The lead developers have been experimenting with story points recently. I wrote a few weeks back about how I thought we might decide on the meaning of a point.
We decided that our scale would range from 1 to 377, so that the upper end catches the complex, major projects that we sometimes work on.
Then we decided that we’d start with 1 story point being things we’d traditionally have expected to take a quick, experienced developer about an hour. Working that all the way up the scale, a 377 story point is the sort of thing we’d traditionally have estimated at 6 months or so.
Then we dug around our recent work and our future plans for things that fitted along the scale. We put them all in a big pot and decided two or three for each level on the scale which were the most useful examples for the future for how to size work. We came up with a few useful rules where you might want to move up a level because they make the work more complicated:
- adding a lot of behat and/or unit testing;
- working in an area that is already very complex; and
- working with a third party community / system integration.
We’ve recently been given a single prioritised backlog from our Learning & Teaching colleagues, so we decided to try out our shiny new story points on their list. This morning we played planning poker for the very first time.
We set up a spreadsheet with the business description, a supplementary techie speak description, and a column for each person. Each person then had a couple of days to use the story point exemplars and enter their estimate. Each person hid their column on completion so that no-one else’s estimate was biased.
To be fair, I found I mostly thought in days still and worked back to story points. It’s going to take some time to be able to look at a description and think in points instead.
Today we worked out the median of every-one’s scores, picked the nearest point on the scale and decided what we wanted to announce as our final estimate. I was pleasantly surprised by the amount of consensus we achieved. There were some items with wildly differing opinions but that usually just highlighted that the request was poorly defined still and we had differing assumptions on what we would do.
We decided upon one or two more “rules”:
- If the range is very diverse because the item is ill-defined, we refuse to estimate until we have more detail.
- If the median is the same as the estimate from the person who’s subject matter expert for the area of work, we go with that for our final estimate.

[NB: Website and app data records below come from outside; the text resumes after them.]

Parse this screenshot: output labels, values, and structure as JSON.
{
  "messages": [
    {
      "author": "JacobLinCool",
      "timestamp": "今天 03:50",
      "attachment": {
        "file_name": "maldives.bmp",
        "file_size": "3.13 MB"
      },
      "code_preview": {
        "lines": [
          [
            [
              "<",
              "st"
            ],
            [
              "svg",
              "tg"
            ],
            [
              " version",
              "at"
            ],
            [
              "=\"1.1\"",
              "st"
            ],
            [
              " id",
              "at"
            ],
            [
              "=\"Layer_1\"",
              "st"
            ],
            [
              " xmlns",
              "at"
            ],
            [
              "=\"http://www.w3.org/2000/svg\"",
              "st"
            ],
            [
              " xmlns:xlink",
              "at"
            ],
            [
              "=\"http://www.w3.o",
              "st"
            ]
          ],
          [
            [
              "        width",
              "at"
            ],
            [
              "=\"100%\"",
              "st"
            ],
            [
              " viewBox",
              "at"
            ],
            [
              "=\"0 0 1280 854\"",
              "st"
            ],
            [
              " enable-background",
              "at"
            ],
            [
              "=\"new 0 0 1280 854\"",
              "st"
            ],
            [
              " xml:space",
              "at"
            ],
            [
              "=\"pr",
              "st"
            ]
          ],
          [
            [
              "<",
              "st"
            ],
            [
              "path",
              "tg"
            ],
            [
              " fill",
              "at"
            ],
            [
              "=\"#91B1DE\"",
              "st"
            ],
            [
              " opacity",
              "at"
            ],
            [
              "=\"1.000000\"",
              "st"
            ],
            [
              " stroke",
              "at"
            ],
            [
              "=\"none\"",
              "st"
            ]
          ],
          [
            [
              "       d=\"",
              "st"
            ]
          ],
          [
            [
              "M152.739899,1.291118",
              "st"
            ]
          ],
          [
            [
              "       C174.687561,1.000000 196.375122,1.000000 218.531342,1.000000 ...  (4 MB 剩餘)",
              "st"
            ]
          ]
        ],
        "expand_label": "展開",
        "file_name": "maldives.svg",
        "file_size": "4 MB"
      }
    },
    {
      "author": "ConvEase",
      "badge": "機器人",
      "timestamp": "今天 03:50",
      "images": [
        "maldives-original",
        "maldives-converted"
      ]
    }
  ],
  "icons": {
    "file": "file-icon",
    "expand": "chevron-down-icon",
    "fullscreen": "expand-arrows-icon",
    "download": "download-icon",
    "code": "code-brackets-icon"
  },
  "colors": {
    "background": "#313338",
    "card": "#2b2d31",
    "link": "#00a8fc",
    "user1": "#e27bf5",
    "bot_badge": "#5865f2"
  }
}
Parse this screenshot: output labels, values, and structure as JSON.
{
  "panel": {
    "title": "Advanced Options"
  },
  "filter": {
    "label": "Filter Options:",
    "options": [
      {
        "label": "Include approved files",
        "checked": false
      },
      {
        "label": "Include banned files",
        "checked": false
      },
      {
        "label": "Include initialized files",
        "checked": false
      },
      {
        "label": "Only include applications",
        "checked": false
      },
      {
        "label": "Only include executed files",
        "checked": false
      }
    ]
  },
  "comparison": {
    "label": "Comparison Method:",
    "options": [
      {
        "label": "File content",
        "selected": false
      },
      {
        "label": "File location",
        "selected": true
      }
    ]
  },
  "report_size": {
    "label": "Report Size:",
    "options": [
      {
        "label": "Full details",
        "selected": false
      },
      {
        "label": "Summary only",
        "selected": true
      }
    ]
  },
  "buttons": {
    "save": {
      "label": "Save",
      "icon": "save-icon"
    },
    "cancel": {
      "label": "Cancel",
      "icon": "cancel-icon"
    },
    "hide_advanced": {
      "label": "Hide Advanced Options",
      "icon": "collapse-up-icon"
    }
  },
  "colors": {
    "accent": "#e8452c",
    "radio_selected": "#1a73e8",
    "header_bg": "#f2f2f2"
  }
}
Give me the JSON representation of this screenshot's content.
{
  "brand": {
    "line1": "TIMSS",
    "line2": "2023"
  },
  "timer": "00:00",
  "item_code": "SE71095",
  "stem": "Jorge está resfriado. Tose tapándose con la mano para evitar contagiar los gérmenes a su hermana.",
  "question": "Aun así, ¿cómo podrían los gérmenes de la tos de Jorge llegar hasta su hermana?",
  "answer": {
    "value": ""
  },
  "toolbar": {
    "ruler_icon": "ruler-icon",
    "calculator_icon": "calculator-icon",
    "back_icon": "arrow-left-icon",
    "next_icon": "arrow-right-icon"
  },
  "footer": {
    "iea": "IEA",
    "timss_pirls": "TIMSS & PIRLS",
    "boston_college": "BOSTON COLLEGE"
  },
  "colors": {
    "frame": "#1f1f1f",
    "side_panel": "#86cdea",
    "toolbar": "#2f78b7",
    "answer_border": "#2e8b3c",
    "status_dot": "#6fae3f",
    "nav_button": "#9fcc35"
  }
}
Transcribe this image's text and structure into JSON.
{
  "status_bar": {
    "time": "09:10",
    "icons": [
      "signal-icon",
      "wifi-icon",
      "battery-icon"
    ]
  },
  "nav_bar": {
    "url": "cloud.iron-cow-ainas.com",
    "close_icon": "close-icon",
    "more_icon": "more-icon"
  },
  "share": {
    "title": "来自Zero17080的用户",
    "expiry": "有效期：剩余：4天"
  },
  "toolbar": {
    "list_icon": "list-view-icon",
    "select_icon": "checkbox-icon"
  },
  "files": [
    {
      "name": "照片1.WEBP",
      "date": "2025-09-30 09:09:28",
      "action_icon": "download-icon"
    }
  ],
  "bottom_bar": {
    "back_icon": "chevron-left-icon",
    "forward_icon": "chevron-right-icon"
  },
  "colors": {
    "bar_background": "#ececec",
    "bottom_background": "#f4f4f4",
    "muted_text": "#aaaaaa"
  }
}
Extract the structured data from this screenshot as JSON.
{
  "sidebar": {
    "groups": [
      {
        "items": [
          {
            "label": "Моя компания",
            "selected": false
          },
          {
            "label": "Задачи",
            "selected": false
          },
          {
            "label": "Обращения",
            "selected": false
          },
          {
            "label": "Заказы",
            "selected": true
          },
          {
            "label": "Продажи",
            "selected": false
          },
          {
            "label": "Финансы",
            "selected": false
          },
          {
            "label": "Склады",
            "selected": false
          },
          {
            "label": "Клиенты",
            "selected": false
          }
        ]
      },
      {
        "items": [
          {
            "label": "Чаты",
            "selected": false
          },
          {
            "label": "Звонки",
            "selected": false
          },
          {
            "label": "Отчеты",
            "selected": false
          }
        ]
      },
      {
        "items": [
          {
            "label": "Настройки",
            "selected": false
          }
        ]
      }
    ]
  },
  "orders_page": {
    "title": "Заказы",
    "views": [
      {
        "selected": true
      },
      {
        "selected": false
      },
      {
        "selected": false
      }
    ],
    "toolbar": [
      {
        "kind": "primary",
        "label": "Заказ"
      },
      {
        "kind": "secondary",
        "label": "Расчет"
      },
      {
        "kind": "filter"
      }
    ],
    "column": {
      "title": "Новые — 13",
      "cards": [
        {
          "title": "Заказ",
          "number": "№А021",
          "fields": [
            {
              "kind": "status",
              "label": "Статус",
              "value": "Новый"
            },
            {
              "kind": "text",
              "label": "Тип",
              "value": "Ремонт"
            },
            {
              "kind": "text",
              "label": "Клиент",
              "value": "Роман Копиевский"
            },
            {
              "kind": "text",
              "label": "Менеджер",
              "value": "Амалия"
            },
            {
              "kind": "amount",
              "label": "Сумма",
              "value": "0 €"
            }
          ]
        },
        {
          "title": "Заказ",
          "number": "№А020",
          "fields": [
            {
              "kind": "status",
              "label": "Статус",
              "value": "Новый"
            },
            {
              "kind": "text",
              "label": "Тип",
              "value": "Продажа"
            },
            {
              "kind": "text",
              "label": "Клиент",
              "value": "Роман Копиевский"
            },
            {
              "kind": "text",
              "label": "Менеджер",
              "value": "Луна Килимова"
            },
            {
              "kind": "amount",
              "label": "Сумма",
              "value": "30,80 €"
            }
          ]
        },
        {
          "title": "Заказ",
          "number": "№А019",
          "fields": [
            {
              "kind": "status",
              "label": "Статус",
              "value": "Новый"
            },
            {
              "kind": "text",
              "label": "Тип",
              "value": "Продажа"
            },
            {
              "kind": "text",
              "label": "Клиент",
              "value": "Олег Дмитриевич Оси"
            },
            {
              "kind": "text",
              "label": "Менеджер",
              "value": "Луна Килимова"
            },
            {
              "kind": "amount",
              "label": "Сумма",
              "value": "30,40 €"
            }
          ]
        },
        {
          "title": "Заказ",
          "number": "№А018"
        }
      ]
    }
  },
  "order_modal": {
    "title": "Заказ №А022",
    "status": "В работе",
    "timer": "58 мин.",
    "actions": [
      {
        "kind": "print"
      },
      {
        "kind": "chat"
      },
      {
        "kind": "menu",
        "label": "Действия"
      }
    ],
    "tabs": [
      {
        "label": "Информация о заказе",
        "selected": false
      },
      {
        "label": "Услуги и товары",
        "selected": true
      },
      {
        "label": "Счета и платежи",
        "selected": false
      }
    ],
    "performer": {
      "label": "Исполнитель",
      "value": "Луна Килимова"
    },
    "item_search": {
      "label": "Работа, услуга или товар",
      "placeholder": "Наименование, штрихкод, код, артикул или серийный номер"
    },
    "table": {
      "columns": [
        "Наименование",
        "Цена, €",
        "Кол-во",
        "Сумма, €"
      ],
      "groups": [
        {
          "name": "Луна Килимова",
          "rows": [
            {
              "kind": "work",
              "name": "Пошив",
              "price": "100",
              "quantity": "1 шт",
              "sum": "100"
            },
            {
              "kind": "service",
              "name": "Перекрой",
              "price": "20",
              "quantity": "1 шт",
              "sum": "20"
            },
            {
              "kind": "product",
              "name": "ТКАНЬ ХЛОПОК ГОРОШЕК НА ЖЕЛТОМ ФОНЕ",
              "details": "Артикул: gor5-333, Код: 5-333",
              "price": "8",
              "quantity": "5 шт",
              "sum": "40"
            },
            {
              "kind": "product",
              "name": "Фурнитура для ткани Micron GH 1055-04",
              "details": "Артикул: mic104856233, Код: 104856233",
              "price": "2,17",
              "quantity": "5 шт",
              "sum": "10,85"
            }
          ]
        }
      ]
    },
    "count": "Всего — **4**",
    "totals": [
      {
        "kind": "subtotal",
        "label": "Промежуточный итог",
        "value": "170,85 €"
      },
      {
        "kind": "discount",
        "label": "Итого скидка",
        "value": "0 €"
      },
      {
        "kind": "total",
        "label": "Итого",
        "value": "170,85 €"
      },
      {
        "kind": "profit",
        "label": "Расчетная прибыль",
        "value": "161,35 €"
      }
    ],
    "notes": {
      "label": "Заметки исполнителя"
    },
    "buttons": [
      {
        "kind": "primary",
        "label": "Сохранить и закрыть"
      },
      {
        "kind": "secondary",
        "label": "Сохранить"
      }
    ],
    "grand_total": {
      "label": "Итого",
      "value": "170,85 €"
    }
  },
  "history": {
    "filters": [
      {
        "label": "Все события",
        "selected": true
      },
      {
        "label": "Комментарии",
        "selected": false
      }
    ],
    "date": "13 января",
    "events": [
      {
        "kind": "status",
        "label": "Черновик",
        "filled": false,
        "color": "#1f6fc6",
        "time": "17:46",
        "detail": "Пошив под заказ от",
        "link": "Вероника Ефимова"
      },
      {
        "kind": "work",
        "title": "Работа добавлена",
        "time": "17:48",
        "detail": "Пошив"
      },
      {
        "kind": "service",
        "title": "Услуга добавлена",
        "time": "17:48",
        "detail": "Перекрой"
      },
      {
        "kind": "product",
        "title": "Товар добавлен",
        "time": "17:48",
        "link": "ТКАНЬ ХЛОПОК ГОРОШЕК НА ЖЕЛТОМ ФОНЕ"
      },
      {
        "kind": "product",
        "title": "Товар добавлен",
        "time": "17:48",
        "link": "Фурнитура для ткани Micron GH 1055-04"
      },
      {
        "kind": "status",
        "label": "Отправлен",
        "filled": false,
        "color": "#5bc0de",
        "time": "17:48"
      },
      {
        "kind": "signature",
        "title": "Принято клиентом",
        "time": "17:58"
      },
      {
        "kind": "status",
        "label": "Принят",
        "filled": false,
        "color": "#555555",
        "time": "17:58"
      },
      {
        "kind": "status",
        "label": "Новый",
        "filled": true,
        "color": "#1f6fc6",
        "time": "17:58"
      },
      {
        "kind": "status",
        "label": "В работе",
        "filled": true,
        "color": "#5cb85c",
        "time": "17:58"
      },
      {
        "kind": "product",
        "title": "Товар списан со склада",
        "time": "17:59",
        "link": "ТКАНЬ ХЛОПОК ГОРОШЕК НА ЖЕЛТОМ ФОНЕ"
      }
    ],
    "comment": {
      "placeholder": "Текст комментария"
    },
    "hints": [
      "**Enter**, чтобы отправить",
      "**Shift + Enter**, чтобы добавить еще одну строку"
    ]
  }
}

- If the median is one step either side of the estimate from the subject matter expert, that person has final say to overrule or accept the median.
- If the median is more than one step either side of the estimate from the subject matter expert, further discussion is required to clarify and agree a final estimate. There were actually very few stories which fell into this category.
Using this approach we managed to get 6 people to estimate just under 100 stories in just under an hour. That’s a lot quicker than any of us expected. We ended up with an estimate of just over 2,500 story points for 3 months work by 8.4 people. Gut instinct suggests that we might manage about 75% of that. But since there were about a dozen things we couldn’t estimate, maybe that’ll be more like half in reality?
So with my project manager hat on, I now have to work out whether we should have estimated for the “top slice” tasks: support, bug fixing, advice, technical debt stories… We probably should have, but I’m not sure if the same approach works. Especially for “keep the wheels on” server monitoring activity.
And now that I have a set of estimates for most of the things our business partners want, we have to communicate that back to them. There will, presumably, be some iteration while we refine the requirements for the things we refused to estimate, attach names to tasks that no-one thought they were doing but which had high priorities, and drop some stuff off the bottom of the list.
I’m really interested to see what we actually deliver at the end of January, so we can for the first time get a feel for how what our development teams velocity might be. Remind me to tell you about that when the time comes!